Your objective -
A word-for-word restatement of the data is what is needed.
:: Data section
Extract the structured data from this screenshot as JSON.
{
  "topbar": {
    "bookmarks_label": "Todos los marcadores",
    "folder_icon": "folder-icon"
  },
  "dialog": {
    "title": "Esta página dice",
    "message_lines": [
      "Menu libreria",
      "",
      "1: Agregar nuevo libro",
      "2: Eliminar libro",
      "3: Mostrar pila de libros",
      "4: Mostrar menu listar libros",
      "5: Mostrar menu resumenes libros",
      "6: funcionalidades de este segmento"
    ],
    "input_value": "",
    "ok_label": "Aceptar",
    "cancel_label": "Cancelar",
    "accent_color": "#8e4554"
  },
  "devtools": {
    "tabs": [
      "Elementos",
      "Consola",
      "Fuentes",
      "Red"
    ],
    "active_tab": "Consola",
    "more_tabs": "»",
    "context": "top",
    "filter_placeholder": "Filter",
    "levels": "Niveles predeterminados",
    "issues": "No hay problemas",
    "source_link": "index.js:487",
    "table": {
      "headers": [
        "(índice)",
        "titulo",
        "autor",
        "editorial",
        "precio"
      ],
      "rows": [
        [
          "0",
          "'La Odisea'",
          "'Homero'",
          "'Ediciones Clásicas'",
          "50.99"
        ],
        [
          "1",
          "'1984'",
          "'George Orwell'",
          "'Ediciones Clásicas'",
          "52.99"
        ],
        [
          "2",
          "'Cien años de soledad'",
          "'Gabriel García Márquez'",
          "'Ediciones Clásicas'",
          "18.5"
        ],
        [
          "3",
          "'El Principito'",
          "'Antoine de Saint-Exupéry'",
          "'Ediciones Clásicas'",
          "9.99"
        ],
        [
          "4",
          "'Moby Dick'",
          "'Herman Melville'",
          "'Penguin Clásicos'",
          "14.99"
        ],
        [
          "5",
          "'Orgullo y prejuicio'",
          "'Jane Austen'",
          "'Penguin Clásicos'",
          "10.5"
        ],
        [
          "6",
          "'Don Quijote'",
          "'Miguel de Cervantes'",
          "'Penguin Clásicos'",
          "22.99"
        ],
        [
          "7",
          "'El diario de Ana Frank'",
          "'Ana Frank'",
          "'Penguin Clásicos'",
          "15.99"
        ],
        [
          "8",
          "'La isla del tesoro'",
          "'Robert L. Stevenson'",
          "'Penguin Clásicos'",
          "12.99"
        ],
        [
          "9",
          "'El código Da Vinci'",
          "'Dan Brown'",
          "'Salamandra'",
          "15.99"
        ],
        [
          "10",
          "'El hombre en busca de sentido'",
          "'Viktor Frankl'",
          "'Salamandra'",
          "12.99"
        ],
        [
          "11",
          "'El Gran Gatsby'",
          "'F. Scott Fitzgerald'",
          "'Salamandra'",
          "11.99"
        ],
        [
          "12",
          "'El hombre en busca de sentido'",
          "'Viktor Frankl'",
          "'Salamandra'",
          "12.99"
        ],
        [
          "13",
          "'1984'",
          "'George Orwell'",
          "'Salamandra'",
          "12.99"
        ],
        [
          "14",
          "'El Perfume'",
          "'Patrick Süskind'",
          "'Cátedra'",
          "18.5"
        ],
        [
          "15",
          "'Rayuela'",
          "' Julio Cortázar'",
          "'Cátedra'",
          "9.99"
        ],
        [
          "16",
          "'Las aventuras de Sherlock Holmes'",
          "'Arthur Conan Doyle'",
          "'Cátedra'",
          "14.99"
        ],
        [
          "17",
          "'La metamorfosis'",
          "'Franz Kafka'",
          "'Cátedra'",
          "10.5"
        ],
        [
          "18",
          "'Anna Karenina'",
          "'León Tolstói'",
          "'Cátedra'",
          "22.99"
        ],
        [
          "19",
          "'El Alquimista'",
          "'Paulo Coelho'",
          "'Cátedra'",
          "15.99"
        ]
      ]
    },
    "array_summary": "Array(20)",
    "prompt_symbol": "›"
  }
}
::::
Exercise solution -
Extract the structured data from this screenshot as JSON.
{
  "topbar": {
    "bookmarks_label": "Todos los marcadores",
    "folder_icon": "folder-icon"
  },
  "dialog": {
    "title": "Esta página dice",
    "message_lines": [
      "Menu libreria",
      "",
      "1: Agregar nuevo libro",
      "2: Eliminar libro",
      "3: Mostrar pila de libros",
      "4: Mostrar menu listar libros",
      "5: Mostrar menu resumenes libros",
      "6: funcionalidades de este segmento"
    ],
    "input_value": "",
    "ok_label": "Aceptar",
    "cancel_label": "Cancelar",
    "accent_color": "#8e4554"
  },
  "devtools": {
    "tabs": [
      "Elementos",
      "Consola",
      "Fuentes",
      "Red"
    ],
    "active_tab": "Consola",
    "more_tabs": "»",
    "context": "top",
    "filter_placeholder": "Filter",
    "levels": "Niveles predeterminados",
    "issues": "No hay problemas",
    "source_link": "index.js:487",
    "table": {
      "headers": [
        "(índice)",
        "titulo",
        "autor",
        "editorial",
        "precio"
      ],
      "rows": [
        [
          "0",
          "'La Odisea'",
          "'Homero'",
          "'Ediciones Clásicas'",
          "50.99"
        ],
        [
          "1",
          "'1984'",
          "'George Orwell'",
          "'Ediciones Clásicas'",
          "52.99"
        ],
        [
          "2",
          "'Cien años de soledad'",
          "'Gabriel García Márquez'",
          "'Ediciones Clásicas'",
          "18.5"
        ],
        [
          "3",
          "'El Principito'",
          "'Antoine de Saint-Exupéry'",
          "'Ediciones Clásicas'",
          "9.99"
        ],
        [
          "4",
          "'Moby Dick'",
          "'Herman Melville'",
          "'Penguin Clásicos'",
          "14.99"
        ],
        [
          "5",
          "'Orgullo y prejuicio'",
          "'Jane Austen'",
          "'Penguin Clásicos'",
          "10.5"
        ],
        [
          "6",
          "'Don Quijote'",
          "'Miguel de Cervantes'",
          "'Penguin Clásicos'",
          "22.99"
        ],
        [
          "7",
          "'El diario de Ana Frank'",
          "'Ana Frank'",
          "'Penguin Clásicos'",
          "15.99"
        ],
        [
          "8",
          "'La isla del tesoro'",
          "'Robert L. Stevenson'",
          "'Penguin Clásicos'",
          "12.99"
        ],
        [
          "9",
          "'El código Da Vinci'",
          "'Dan Brown'",
          "'Salamandra'",
          "15.99"
        ],
        [
          "10",
          "'El hombre en busca de sentido'",
          "'Viktor Frankl'",
          "'Salamandra'",
          "12.99"
        ],
        [
          "11",
          "'El Gran Gatsby'",
          "'F. Scott Fitzgerald'",
          "'Salamandra'",
          "11.99"
        ],
        [
          "12",
          "'El hombre en busca de sentido'",
          "'Viktor Frankl'",
          "'Salamandra'",
          "12.99"
        ],
        [
          "13",
          "'1984'",
          "'George Orwell'",
          "'Salamandra'",
          "12.99"
        ],
        [
          "14",
          "'El Perfume'",
          "'Patrick Süskind'",
          "'Cátedra'",
          "18.5"
        ],
        [
          "15",
          "'Rayuela'",
          "' Julio Cortázar'",
          "'Cátedra'",
          "9.99"
        ],
        [
          "16",
          "'Las aventuras de Sherlock Holmes'",
          "'Arthur Conan Doyle'",
          "'Cátedra'",
          "14.99"
        ],
        [
          "17",
          "'La metamorfosis'",
          "'Franz Kafka'",
          "'Cátedra'",
          "10.5"
        ],
        [
          "18",
          "'Anna Karenina'",
          "'León Tolstói'",
          "'Cátedra'",
          "22.99"
        ],
        [
          "19",
          "'El Alquimista'",
          "'Paulo Coelho'",
          "'Cátedra'",
          "15.99"
        ]
      ]
    },
    "array_summary": "Array(20)",
    "prompt_symbol": "›"
  }
}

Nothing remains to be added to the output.